When it comes to marketing for financial institutions, most individuals will think of Millennials, the center subject of marketing for the last 10 years. Acquiring young consumers means a major lifetime value of the consumer, and Millennials are now entering a more evolved stage in their earning potential. However, Gen Z is now on the map, and Gen Xers as well as Baby Boomers have become incredibly valuable assets. Consider the following when thinking about how your financial institution targets generational cohorts.
Gen Z Provides Unique Opportunities

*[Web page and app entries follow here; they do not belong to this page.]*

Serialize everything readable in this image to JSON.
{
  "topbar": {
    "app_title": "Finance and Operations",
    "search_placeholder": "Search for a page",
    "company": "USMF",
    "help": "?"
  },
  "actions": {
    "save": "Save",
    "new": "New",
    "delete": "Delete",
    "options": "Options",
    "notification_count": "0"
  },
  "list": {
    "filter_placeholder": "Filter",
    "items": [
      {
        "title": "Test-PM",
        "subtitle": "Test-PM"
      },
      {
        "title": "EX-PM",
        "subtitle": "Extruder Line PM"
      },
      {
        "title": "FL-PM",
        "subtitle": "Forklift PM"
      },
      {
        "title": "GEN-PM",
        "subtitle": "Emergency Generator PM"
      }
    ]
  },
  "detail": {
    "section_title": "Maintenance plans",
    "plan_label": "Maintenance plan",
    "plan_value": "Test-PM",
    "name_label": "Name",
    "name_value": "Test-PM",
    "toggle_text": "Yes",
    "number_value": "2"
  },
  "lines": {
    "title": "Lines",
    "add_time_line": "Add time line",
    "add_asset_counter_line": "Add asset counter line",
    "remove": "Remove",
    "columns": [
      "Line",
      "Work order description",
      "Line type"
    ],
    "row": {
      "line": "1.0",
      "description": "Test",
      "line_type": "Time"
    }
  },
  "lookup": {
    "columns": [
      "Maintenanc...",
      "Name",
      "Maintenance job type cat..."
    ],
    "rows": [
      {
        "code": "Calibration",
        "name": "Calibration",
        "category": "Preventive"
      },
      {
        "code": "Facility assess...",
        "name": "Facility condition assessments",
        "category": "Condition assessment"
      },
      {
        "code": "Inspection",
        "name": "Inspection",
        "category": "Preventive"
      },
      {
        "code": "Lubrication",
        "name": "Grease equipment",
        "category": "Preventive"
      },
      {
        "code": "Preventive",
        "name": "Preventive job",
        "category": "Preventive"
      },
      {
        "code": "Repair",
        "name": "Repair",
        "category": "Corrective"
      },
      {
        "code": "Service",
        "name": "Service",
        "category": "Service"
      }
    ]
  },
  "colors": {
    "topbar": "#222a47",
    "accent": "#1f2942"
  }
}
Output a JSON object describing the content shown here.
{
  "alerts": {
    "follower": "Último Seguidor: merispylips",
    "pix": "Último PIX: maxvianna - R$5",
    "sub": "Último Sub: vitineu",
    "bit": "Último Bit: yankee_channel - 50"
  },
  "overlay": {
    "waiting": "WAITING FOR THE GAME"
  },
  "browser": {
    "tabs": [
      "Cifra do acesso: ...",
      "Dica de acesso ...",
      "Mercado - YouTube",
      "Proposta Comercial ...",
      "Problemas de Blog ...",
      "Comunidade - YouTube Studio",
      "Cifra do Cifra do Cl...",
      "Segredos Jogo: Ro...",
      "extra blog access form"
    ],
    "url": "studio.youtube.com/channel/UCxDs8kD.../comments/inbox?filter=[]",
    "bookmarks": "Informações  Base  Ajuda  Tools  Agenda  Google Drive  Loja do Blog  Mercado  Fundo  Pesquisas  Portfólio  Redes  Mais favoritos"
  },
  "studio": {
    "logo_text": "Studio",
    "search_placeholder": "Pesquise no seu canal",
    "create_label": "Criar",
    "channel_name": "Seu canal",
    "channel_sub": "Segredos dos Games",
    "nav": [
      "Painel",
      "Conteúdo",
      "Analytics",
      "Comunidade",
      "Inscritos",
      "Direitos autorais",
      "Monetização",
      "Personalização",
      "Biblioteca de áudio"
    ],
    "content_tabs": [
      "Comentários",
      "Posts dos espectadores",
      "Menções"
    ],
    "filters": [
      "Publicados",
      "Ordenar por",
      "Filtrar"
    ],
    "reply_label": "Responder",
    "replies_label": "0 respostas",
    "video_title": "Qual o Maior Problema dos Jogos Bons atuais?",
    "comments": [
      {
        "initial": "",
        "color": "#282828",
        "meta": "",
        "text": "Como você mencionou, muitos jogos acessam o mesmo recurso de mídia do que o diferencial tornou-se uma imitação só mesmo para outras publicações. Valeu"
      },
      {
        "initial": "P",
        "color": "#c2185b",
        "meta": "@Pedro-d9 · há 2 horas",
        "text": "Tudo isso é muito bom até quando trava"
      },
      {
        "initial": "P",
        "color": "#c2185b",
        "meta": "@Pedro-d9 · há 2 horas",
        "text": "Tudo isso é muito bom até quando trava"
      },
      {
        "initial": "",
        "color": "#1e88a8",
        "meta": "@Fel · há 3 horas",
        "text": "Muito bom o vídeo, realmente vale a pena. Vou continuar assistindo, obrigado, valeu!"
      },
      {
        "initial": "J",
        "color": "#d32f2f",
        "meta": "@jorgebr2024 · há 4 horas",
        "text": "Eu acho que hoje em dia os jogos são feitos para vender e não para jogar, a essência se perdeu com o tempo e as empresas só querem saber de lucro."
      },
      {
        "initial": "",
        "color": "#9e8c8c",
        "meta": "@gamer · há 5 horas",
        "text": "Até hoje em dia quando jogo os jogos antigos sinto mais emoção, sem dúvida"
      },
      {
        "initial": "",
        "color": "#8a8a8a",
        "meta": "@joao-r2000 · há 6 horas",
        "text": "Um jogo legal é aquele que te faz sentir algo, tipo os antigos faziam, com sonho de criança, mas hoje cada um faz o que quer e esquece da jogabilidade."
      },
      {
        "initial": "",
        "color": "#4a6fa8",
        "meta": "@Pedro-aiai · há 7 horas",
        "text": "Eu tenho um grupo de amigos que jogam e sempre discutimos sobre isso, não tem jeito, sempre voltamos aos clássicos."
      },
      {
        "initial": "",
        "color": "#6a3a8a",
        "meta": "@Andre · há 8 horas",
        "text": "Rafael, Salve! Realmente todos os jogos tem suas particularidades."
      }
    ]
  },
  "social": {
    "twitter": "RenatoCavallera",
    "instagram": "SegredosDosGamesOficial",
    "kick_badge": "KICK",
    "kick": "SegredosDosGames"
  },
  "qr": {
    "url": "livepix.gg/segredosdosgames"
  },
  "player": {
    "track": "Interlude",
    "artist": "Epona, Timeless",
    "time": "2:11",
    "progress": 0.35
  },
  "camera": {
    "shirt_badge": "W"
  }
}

When most people thinking of marketing toward Gen Z, they think of a young, tech-savvy generation that will likely focus entirely on digital interactions as a point of differentiation. However, for retail banking, this isn’t the case. Due to their uncertain financial states (being young and building a financial footing for the first time), Gen Z consumers have a higher tendency to visit branches, consistent with the idea that those less certain with their finances tend to show up in person more. Marketers need to see this as an opportunity to differentiate their brand through in-branch experiences, including unique out-of-the-box concepts like Capital One cafes, geared toward a more casual in-person interaction.
Millennials Aren’t That Young
Millennials are buying homes, having children and entering a stage in their careers where they have found consistency of work and are getting promotions. The stereotype of Millennials being childless, scraping by and only interested in saving enough money for happy hour may have been applicable as recently as five years ago, but this cohort is evolving and, after a long stretch of delaying child bearing, may be thinking about their families and long term futures more.
In order to cater to this demographic, financial institutions need to tailor their services to meet the needs of this evolving demographic. Specifically, financial institutions should think about ways they can serve these life events, such as providing life insurance before having children, tailoring retirement savings to set Millennials up for success, and helping Millennials budget in order to achieve the ever-elusive goal of home ownership.
Complex Landscape of Gen Xers
Often considered a forgotten generation, especially in terms of marketing, Gen Xers have a particularly strong financial stance that puts organizations overlooking their financial power at risk. Gen X owns businesses, is in the peak of its earning potential and is accumulating wealth at the highest rate. These unique characteristics also make Gen X extremely financially responsible — that is, they are responsible for the financial wellbeing of their household, children, communities, and are increasingly facing the task of providing financial assistance to aging parents who may need help with medical care.
With all of this responsibility, financial institutions should work to provide personalized help to Gen Xers on how to best leverage their finances, meet the pressing needs they’re faced with and help them stay on track to long term goals like retirement and paying for parts of their children’s college educations.
Changing Needs of Boomers
Baby Boomers seem like an unlikely target for marketers. With most financial institutions soliciting young individuals with the hope of acquiring a malleable consumer’s attention, Baby Boomers seem like they might be stuck in their ways, already committed to a financial institution. However, the transitions of retirement, increasing medical costs and wealth management present new challenges for Boomers, and new opportunities for financial institutions. Banks and credit unions should give attention to this cohort, especially due to the sheer amount of wealth it has amassed and the huge population it represents. Finding ways to serve annuities, help with estate planning and maximize the value these individuals can receive in healthcare will help financial institutions win over this huge market share.